Amsterdam, May 20--The collapse of Boo.com, one of Europe's highest profile Internet startups, has reminded me yet again that the concept of "fast branding," floated and ridiculed in this space a few columns back, is marketing's version of the Love Bug. This idea--this marketing "meme," if you will--is malicious and destructive; its viral spread is costing investors untold billions; it is destroying what little credibility advertising has in the public and professional mind. And worse, it's a concept that refuses to die.
The Boo bankruptcy was all over business class this week. I read about it above London, over Munich and in a holding pattern high above the Netherlands. The company, launched only last year, was to be a global e-tailer of fashionable sportswear. Its investors included the creme de la creme of the Continent's luxury companies and executives, among them Bernard Arnault of LVMH and the Benetton family. Its photogenic founders, Ernst Malmsten and Kajsa Leander (both Swedes, she a former model), were given a cover of Fortune (one of several mainstream publications whose revenues have soared thanks to Internet advertising). The typically uncritical cover line touted Boo as one of the "cool companies" of 1999.
Boo was aided and abetted in its rise by J.P. Morgan, Goldman Sachs and the Boston Consulting Group, whose book, "Blown to Bits," has become a sort of Bhagavad Gita of e-business. Unfortunately, it was Boo and its backers that were obliterated. Some of the reasons should have been obvious--at least if any adults had been home supervising: inexperienced management, a ludicrous business plan that called for a simultaneous launch in some 18 countries, consequent and lengthy startup delays, a ridiculously overstuffed and overpaid staff, high prices, a product line heavy on considered purchase items that consumers like to try on in stores. Oh, and a burn rate that makes the "Friends" cast salaries look like a bargain. At its end, Boo was spending about $1 million a week--a total of $135 million since its inception.
But what really caught my eye was something one unnamed investor told the Financial Times about Boo's enormous spending on, among other items, marketing. "If you look at Boo in concept as a potentially global company," this investor said, "then spending $100 million building it is not necessarily a lot of money."
There it is again: fast branding. The assumption that advertising volume translates, through some miraculous, ineluctable process, into revenues, then into good will, and then, mirabile dictu!, into profits.

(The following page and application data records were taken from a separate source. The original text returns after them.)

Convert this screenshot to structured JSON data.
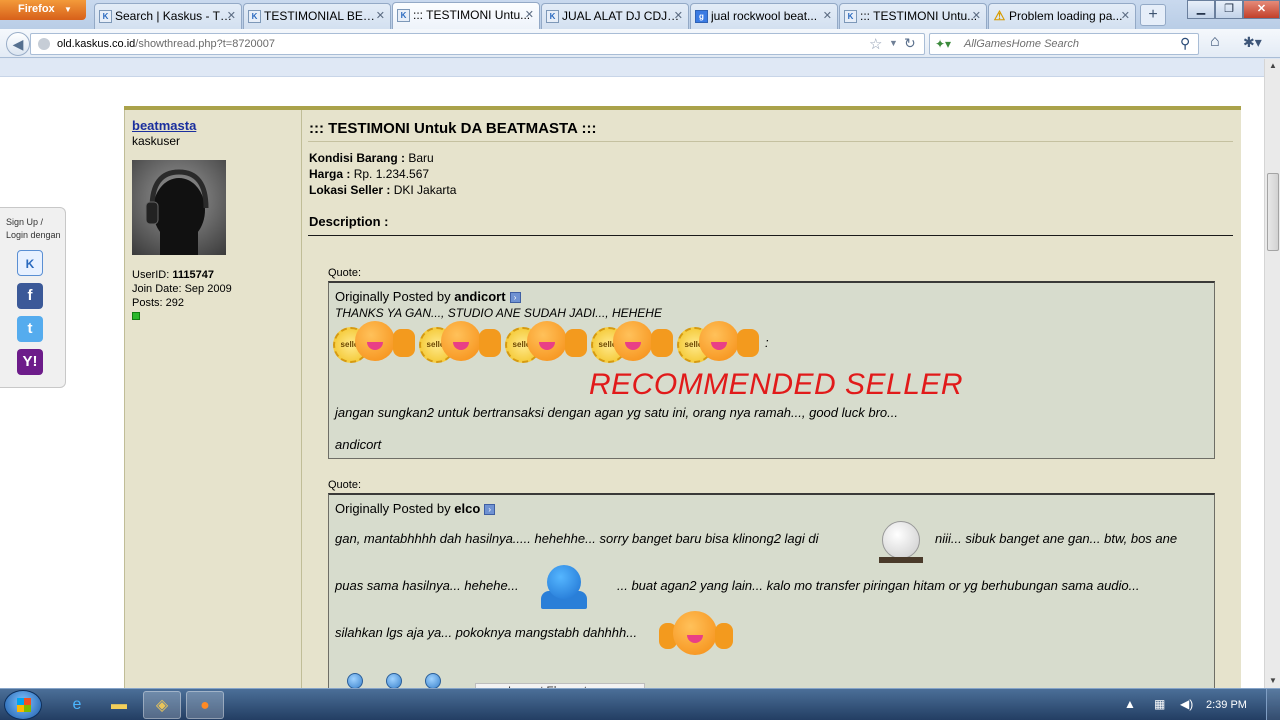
{
  "browser": {
    "menu_label": "Firefox",
    "tabs": [
      {
        "title": "Search | Kaskus - Th...",
        "icon": "kaskus-favicon",
        "active": false
      },
      {
        "title": "TESTIMONIAL BEAT...",
        "icon": "kaskus-favicon",
        "active": false
      },
      {
        "title": "::: TESTIMONI Untu...",
        "icon": "kaskus-favicon",
        "active": true
      },
      {
        "title": "JUAL ALAT DJ CDJ ...",
        "icon": "kaskus-favicon",
        "active": false
      },
      {
        "title": "jual rockwool beat...",
        "icon": "google-favicon",
        "active": false
      },
      {
        "title": "::: TESTIMONI Untu...",
        "icon": "kaskus-favicon",
        "active": false
      },
      {
        "title": "Problem loading pa...",
        "icon": "warning-icon",
        "active": false
      }
    ],
    "url_domain": "old.kaskus.co.id",
    "url_path": "/showthread.php?t=8720007",
    "search_placeholder": "AllGamesHome Search"
  },
  "login_widget": {
    "line1": "Sign Up /",
    "line2": "Login dengan"
  },
  "post": {
    "username": "beatmasta",
    "user_title": "kaskuser",
    "user_id_label": "UserID:",
    "user_id": "1115747",
    "join_date": "Join Date: Sep 2009",
    "posts": "Posts: 292",
    "title": "::: TESTIMONI Untuk DA BEATMASTA :::",
    "kondisi_label": "Kondisi Barang :",
    "kondisi_value": "Baru",
    "harga_label": "Harga :",
    "harga_value": "Rp. 1.234.567",
    "lokasi_label": "Lokasi Seller :",
    "lokasi_value": "DKI Jakarta",
    "description_label": "Description :"
  },
  "quotes": [
    {
      "label": "Quote:",
      "prefix": "Originally Posted by",
      "author": "andicort",
      "line1": "THANKS YA GAN..., STUDIO ANE SUDAH JADI..., HEHEHE",
      "badge_text": "seller",
      "badge_trail": ":",
      "recommended": "RECOMMENDED SELLER",
      "line2": "jangan sungkan2 untuk bertransaksi dengan agan yg satu ini, orang nya ramah..., good luck bro...",
      "signature": "andicort"
    },
    {
      "label": "Quote:",
      "prefix": "Originally Posted by",
      "author": "elco",
      "line1a": "gan, mantabhhhh dah hasilnya..... hehehhe... sorry banget baru bisa klinong2 lagi di",
      "line1b": "niii... sibuk banget ane gan... btw, bos ane",
      "line2a": "puas sama hasilnya... hehehe...",
      "line2b": "... buat agan2 yang lain... kalo mo transfer piringan hitam or yg berhubungan sama audio...",
      "line3": "silahkan lgs aja ya... pokoknya mangstabh dahhhh..."
    }
  ],
  "inspect_tooltip": "Inspect Element",
  "taskbar": {
    "clock": "2:39 PM"
  }
}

Now, one can easily see how a Luciano Benetton--who dropped hundreds of millions of dollars on his company's worthless shock campaign before defenestrating its bombastic creator, Oliviero Toscani--could fall for such nonsense. But you'd think an investor such as Bernard Arnault, whose brand portfolio includes Louis Vuitton and Moet & Chandon, might have seen the flaws. Yet the Internet has caused otherwise expert brand marketers to lose their senses, like middle-age men confronted by a 19-year-old blonde. Both have unrealistic expectations about how quickly--if at all--an impression can be made.
Let's settle it once and for all. Here's why "fast branding"--and the avalanche of Internet advertising supporting it--makes no sense:
nWhen it's happened in the past (consider Apple's Macintosh), there has already been a committed user base that can validate the advertising proposition, spreading it through what today is called "viral marketing" but in the old days was known as "word of mouth."
nIf a company itself is new, successful, big brand-launch campaigns are usually touting a product or a service offering a distinctive value proposition. That's why we still associate low-cost air travel with Freddie Laker, some 20 years after his rise and fall.
nA large-scale advertising campaign, at its best, can really do one thing: induce trial. And trial is not branding. It's only a single sale--and these days it's being made at an enormous cost.
The accelerated pace of the Boo story is noteworthy. It took American e-businesses some four years to go from flicker to flourish to flameout. Boo traversed that entire path in less than a year. Its failure is already leading to a collapse in Europe's versions of the Nasdaq--Germany's Neuer Markt, the Nouveau Marche in Paris and London's Techmark 100 index. Paradoxically, that's good news for Europe. Businesses here will now get over this "fast-branding" hokum more quickly than we did.
Mr. Rothenberg can be reached at firstname.lastname@example.org.
Copyright May 2000, Crain Communications Inc.